I got into blogging for selfish reasons. I loved writing but my commitment to it swayed. There were times I would write regularly and then go months and write nothing. It’s not as if I did or did not have ideas. What I didn’t have was commitment.
When I finally committed to blogging (a few people had suggested that I do it), I decided that I would post regularly. I also figured that I would put it out there and people would read it. After my first blog post, I contacted everyone on my email list and let them know that I was now a blogger. I invited them to come take a look at the blog. Fortunately, a number of people did. I felt content.
As I continued blogging regularly, I noticed something. Comments on the blog were rare and the views dipped dramatically. Didn’t everyone want to read my brilliant, comical, insightful pieces? Weren’t those readers compelled to react? I didn’t understand the lack of reaction.
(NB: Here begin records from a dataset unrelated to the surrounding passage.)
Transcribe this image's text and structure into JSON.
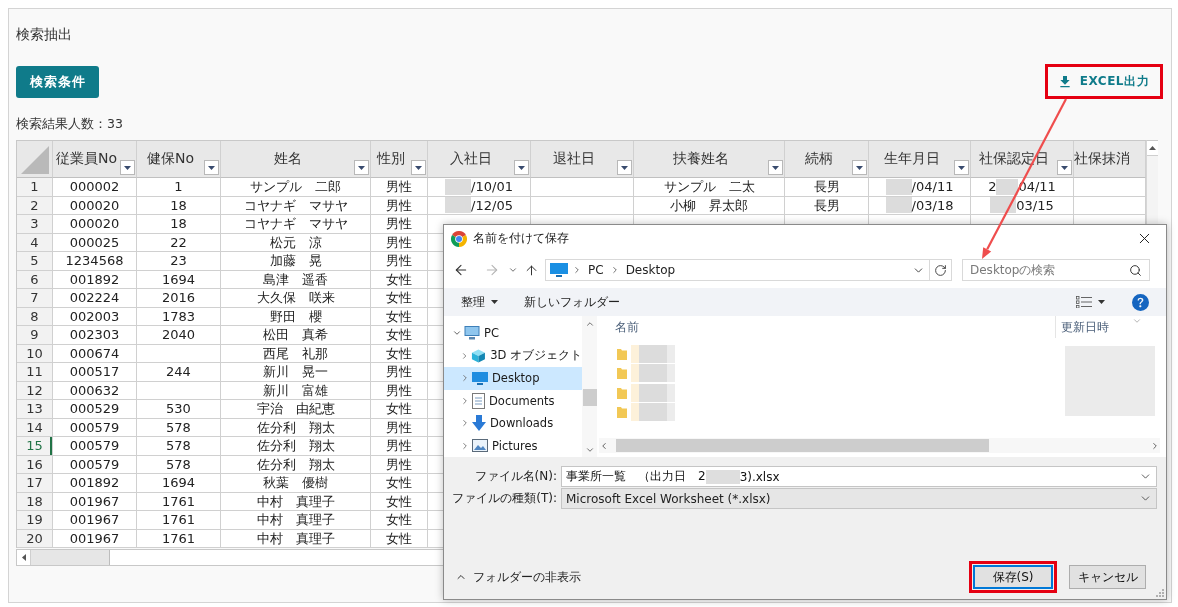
{
  "page": {
    "title": "検索抽出"
  },
  "search_conditions_button": {
    "label": "検索条件"
  },
  "excel_button": {
    "label": "EXCEL出力",
    "highlighted": true
  },
  "result_count": "検索結果人数：33",
  "table": {
    "columns": [
      {
        "label": "従業員No",
        "has_filter": true
      },
      {
        "label": "健保No",
        "has_filter": true
      },
      {
        "label": "姓名",
        "has_filter": true
      },
      {
        "label": "性別",
        "has_filter": true
      },
      {
        "label": "入社日",
        "has_filter": true
      },
      {
        "label": "退社日",
        "has_filter": true
      },
      {
        "label": "扶養姓名",
        "has_filter": true
      },
      {
        "label": "続柄",
        "has_filter": true
      },
      {
        "label": "生年月日",
        "has_filter": true
      },
      {
        "label": "社保認定日",
        "has_filter": true
      },
      {
        "label": "社保抹消",
        "has_filter": false
      }
    ],
    "rows": [
      {
        "number": "1",
        "selected": false,
        "cells": [
          "000002",
          "1",
          "サンプル　二郎",
          "男性",
          {
            "tail": "/10/01"
          },
          null,
          "サンプル　二太",
          "長男",
          {
            "tail": "/04/11"
          },
          {
            "lead": "2",
            "tail": "04/11"
          },
          null
        ]
      },
      {
        "number": "2",
        "selected": false,
        "cells": [
          "000020",
          "18",
          "コヤナギ　マサヤ",
          "男性",
          {
            "tail": "/12/05"
          },
          null,
          "小柳　昇太郎",
          "長男",
          {
            "tail": "/03/18"
          },
          {
            "tail": "03/15"
          },
          null
        ]
      },
      {
        "number": "3",
        "selected": false,
        "cells": [
          "000020",
          "18",
          "コヤナギ　マサヤ",
          "男性"
        ]
      },
      {
        "number": "4",
        "selected": false,
        "cells": [
          "000025",
          "22",
          "松元　涼",
          "男性"
        ]
      },
      {
        "number": "5",
        "selected": false,
        "cells": [
          "1234568",
          "23",
          "加藤　晃",
          "男性"
        ]
      },
      {
        "number": "6",
        "selected": false,
        "cells": [
          "001892",
          "1694",
          "島津　遥香",
          "女性"
        ]
      },
      {
        "number": "7",
        "selected": false,
        "cells": [
          "002224",
          "2016",
          "大久保　咲来",
          "女性"
        ]
      },
      {
        "number": "8",
        "selected": false,
        "cells": [
          "002003",
          "1783",
          "野田　櫻",
          "女性"
        ]
      },
      {
        "number": "9",
        "selected": false,
        "cells": [
          "002303",
          "2040",
          "松田　真希",
          "女性"
        ]
      },
      {
        "number": "10",
        "selected": false,
        "cells": [
          "000674",
          null,
          "西尾　礼那",
          "女性"
        ]
      },
      {
        "number": "11",
        "selected": false,
        "cells": [
          "000517",
          "244",
          "新川　晃一",
          "男性"
        ]
      },
      {
        "number": "12",
        "selected": false,
        "cells": [
          "000632",
          null,
          "新川　富雄",
          "男性"
        ]
      },
      {
        "number": "13",
        "selected": false,
        "cells": [
          "000529",
          "530",
          "宇治　由紀恵",
          "女性"
        ]
      },
      {
        "number": "14",
        "selected": false,
        "cells": [
          "000579",
          "578",
          "佐分利　翔太",
          "男性"
        ]
      },
      {
        "number": "15",
        "selected": true,
        "cells": [
          "000579",
          "578",
          "佐分利　翔太",
          "男性"
        ]
      },
      {
        "number": "16",
        "selected": false,
        "cells": [
          "000579",
          "578",
          "佐分利　翔太",
          "男性"
        ]
      },
      {
        "number": "17",
        "selected": false,
        "cells": [
          "001892",
          "1694",
          "秋葉　優樹",
          "女性"
        ]
      },
      {
        "number": "18",
        "selected": false,
        "cells": [
          "001967",
          "1761",
          "中村　真理子",
          "女性"
        ]
      },
      {
        "number": "19",
        "selected": false,
        "cells": [
          "001967",
          "1761",
          "中村　真理子",
          "女性"
        ]
      },
      {
        "number": "20",
        "selected": false,
        "cells": [
          "001967",
          "1761",
          "中村　真理子",
          "女性"
        ]
      }
    ]
  },
  "save_dialog": {
    "title": "名前を付けて保存",
    "address": [
      "PC",
      "Desktop"
    ],
    "search": {
      "placeholder": "Desktopの検索"
    },
    "toolbar": {
      "organize": "整理",
      "new_folder": "新しいフォルダー"
    },
    "nav_tree": [
      {
        "label": "PC",
        "kind": "pc",
        "expanded": true,
        "selected": false,
        "children": [
          {
            "label": "3D オブジェクト",
            "kind": "objects3d",
            "expanded": false,
            "selected": false
          },
          {
            "label": "Desktop",
            "kind": "desktop",
            "expanded": false,
            "selected": true
          },
          {
            "label": "Documents",
            "kind": "documents",
            "expanded": false,
            "selected": false
          },
          {
            "label": "Downloads",
            "kind": "downloads",
            "expanded": false,
            "selected": false
          },
          {
            "label": "Pictures",
            "kind": "pictures",
            "expanded": false,
            "selected": false
          }
        ]
      }
    ],
    "file_columns": [
      "名前",
      "更新日時"
    ],
    "files": [
      {
        "kind": "folder"
      },
      {
        "kind": "folder"
      },
      {
        "kind": "folder"
      },
      {
        "kind": "folder"
      }
    ],
    "file_name": {
      "label": "ファイル名(N):",
      "value": {
        "lead": "事業所一覧　（出力日　2",
        "tail": "3).xlsx"
      }
    },
    "file_type": {
      "label": "ファイルの種類(T):",
      "value": "Microsoft Excel Worksheet (*.xlsx)"
    },
    "hide_folders": "フォルダーの非表示",
    "buttons": [
      {
        "label": "保存(S)",
        "kind": "primary",
        "highlighted": true
      },
      {
        "label": "キャンセル",
        "kind": "secondary",
        "highlighted": false
      }
    ]
  }
}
Six months after I began the blog, I was speaking to a friend of mine who is tech/new media savvy who also happened to like my writing. He asked me, “Do you read other people’s blogs?”
“Other people blog too you know. Read theirs and that will encourage them to read yours.”
I had never thought of this. As I said, I was blogging to write, not to read. However, the blogging felt empty. I was pushing myself to improve and desirous of feedback but never thought that others might be in the same position. I told you I was selfish.
A couple of weeks after the conversation, I had a day off from work. I resolved to read and comment on 10 other blogs. After doing so, rather than wondering where did the time go, I felt exhilarated. I was engaging in (electronic) conversation with people all over.
While I would like to say my blog took off, and I have never looked back, that is not 100% true. (https://larrydbernstein.com/growing-past-the-plagues/). However, I have gained something greater: a community. A number of my fellow bloggers have become friends with whom I am in contact outside of the blog. We have shared in each other’s lives, given opinions, shared advice, offered sympathy, and appreciated successes.
So, while I started blogging for selfish reasons and still look at it as way to work on my writing, I have gained a great benefit.
On that note, I want to expand further. I want to find more blogs to add to my repertoire.
Let me tell you what I do and don’t look for in a blog. First, I don’t care for blogs that are a laundry list of what a person/family did day after day. I enjoy blogs that can find humor in the every day or humor in general. I also like when the blogger is truly willing to dig deep and share. I don’t care for posts that are too long or too short. Lastly and most importantly, I like a blogger who will engage – respond to comments and will also reciprocate and offer comments on my blog posts. However, it is not a tit for tat.
So, do you have or can you recommend a blog for me?